• **The task**:
The expected answer comprises all lines from the entries that contain the string "Generation".

- - -

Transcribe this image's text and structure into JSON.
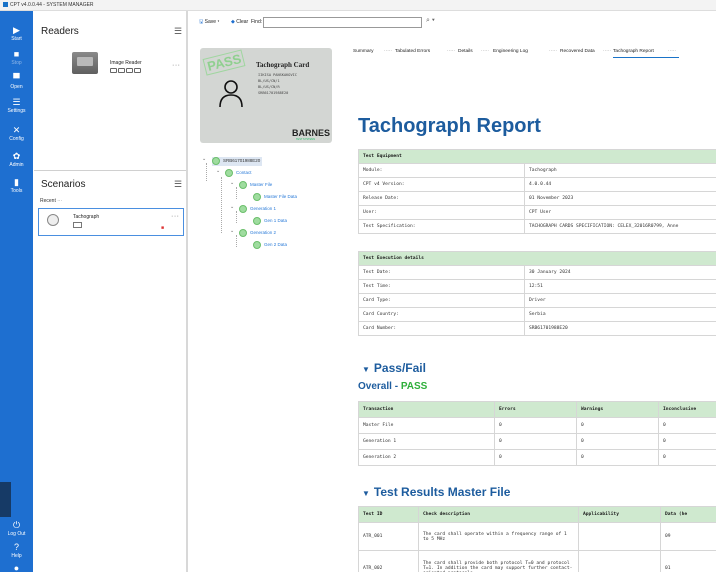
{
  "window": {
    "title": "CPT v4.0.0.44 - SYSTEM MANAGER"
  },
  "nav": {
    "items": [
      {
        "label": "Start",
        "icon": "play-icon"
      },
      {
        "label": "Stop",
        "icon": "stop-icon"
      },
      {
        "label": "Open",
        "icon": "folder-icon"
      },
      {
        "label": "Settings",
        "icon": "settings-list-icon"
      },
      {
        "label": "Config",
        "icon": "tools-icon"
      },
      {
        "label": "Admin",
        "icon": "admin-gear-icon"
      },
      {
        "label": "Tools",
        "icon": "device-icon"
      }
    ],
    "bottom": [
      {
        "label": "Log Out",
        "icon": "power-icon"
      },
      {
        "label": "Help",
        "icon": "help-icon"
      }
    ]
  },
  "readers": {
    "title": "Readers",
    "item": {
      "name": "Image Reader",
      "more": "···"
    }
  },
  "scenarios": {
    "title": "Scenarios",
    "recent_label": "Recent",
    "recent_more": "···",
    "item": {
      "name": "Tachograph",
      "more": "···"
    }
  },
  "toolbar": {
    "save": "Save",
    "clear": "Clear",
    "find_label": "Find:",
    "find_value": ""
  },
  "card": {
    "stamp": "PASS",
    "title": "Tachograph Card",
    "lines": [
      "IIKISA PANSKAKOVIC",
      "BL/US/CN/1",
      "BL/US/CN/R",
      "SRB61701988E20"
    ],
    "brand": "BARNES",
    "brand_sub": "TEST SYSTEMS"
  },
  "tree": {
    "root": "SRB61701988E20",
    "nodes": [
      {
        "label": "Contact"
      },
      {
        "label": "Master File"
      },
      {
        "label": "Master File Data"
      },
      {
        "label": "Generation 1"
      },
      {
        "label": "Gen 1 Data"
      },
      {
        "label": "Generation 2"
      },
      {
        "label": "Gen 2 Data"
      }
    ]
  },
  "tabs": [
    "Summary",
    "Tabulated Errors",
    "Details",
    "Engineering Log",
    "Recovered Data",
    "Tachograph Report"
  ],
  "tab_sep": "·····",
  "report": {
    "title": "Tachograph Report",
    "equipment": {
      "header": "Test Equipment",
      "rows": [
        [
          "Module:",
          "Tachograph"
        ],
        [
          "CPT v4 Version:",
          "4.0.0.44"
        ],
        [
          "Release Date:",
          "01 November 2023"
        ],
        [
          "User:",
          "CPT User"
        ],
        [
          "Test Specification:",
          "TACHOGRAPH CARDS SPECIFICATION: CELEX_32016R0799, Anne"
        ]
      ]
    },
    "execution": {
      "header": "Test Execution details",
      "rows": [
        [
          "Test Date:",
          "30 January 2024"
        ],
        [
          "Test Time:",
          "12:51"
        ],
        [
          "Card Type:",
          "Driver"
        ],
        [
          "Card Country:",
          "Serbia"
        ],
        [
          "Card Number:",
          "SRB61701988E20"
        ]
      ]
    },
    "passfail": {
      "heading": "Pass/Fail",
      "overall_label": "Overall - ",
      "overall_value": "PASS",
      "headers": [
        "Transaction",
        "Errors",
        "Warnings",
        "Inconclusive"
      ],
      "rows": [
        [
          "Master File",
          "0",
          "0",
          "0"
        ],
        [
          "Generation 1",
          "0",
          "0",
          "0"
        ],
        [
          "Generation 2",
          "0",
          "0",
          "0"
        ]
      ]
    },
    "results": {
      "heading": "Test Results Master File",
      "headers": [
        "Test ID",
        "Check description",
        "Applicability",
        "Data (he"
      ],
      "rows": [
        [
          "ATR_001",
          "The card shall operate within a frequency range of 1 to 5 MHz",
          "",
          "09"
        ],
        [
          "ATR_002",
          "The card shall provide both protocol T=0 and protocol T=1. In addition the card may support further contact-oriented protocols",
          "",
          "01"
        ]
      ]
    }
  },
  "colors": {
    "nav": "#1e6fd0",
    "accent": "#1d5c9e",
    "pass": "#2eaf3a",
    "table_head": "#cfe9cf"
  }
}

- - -

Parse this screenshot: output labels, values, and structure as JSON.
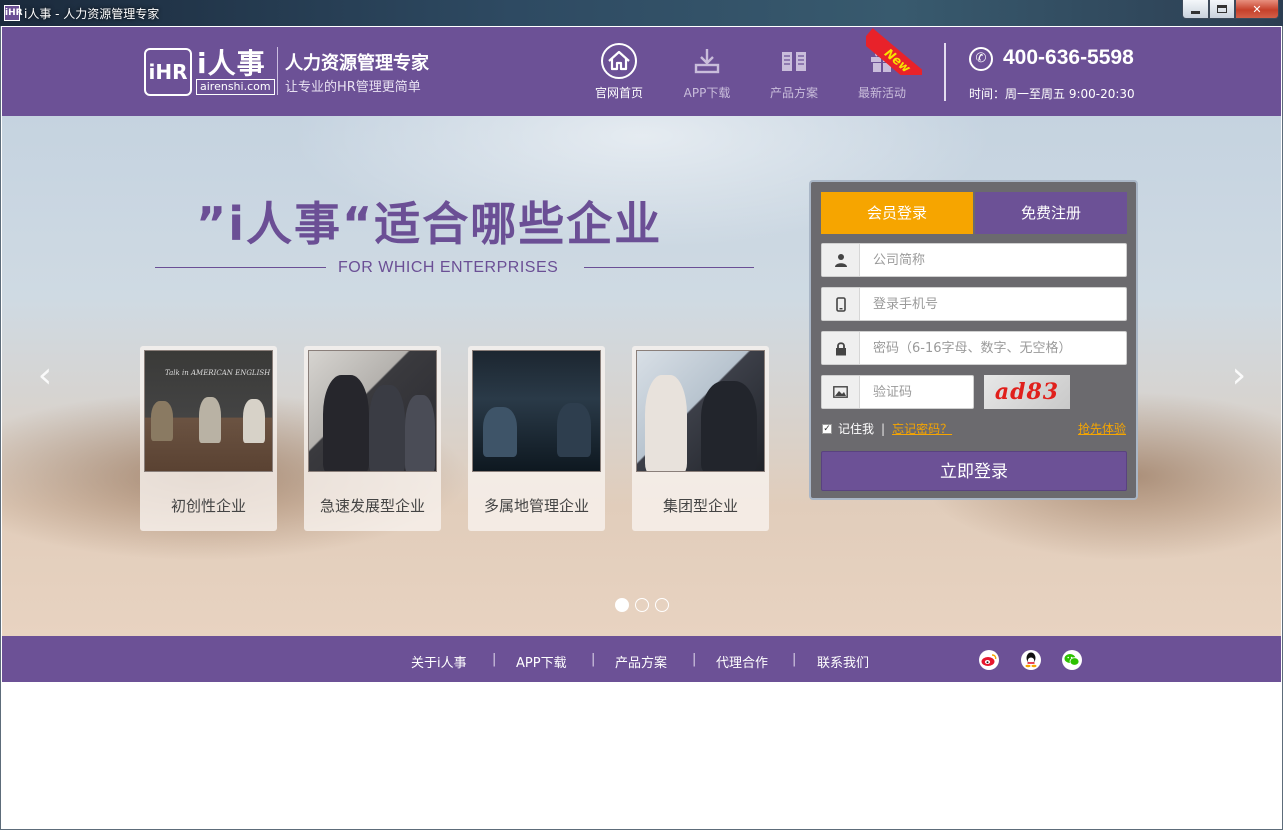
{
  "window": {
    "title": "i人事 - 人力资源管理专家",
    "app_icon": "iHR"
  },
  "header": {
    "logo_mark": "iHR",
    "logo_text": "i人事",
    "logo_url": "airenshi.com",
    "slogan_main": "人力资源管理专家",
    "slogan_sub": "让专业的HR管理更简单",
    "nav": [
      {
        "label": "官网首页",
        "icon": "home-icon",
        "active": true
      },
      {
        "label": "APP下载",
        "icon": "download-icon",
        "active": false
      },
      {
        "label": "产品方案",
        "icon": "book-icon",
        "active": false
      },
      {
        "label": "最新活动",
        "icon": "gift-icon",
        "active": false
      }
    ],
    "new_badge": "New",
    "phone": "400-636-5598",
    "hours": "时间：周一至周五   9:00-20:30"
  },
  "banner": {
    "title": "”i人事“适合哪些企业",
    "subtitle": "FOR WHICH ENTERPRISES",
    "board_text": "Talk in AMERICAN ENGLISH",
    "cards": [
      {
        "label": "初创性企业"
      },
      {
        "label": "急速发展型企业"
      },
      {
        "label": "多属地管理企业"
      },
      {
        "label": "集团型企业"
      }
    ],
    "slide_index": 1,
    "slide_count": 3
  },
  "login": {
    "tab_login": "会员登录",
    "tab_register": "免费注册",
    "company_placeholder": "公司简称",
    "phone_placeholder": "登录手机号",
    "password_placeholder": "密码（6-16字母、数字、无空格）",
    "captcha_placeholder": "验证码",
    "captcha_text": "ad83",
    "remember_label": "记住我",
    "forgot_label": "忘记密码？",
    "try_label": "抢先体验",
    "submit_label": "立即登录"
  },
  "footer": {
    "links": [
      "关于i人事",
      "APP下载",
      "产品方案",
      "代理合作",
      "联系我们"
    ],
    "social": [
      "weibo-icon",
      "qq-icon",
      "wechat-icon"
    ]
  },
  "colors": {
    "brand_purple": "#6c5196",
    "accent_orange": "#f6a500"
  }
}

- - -

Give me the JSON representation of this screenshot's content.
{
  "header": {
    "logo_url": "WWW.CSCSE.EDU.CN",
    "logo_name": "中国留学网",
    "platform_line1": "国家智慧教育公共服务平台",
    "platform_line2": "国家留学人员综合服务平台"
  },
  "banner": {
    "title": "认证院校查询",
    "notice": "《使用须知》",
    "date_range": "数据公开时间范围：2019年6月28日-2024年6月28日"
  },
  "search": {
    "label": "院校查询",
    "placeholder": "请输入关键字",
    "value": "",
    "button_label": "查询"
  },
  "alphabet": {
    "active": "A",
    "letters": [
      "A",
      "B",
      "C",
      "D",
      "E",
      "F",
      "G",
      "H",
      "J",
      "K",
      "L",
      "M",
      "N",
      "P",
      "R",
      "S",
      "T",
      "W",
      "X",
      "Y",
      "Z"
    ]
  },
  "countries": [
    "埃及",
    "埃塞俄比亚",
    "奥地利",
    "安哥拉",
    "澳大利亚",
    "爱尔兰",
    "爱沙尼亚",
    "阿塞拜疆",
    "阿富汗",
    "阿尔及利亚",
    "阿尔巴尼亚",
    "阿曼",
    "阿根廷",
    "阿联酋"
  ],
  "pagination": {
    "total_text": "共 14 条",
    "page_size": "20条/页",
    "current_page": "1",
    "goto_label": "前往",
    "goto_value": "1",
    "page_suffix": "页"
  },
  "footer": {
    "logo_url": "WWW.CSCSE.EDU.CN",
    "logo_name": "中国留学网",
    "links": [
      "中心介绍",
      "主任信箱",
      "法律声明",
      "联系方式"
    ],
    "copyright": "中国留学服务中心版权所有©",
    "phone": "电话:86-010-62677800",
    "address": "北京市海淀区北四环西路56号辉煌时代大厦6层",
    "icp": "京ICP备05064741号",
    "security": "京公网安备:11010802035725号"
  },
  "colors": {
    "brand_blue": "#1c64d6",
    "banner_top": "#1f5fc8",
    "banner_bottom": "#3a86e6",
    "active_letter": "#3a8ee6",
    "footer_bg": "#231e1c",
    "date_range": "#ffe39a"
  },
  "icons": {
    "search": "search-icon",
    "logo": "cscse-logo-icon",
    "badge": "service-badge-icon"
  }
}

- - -

• **Answer section**:
        "label": "Generation 1"
        "label": "Generation 2"
          "Generation 1",
          "Generation 2",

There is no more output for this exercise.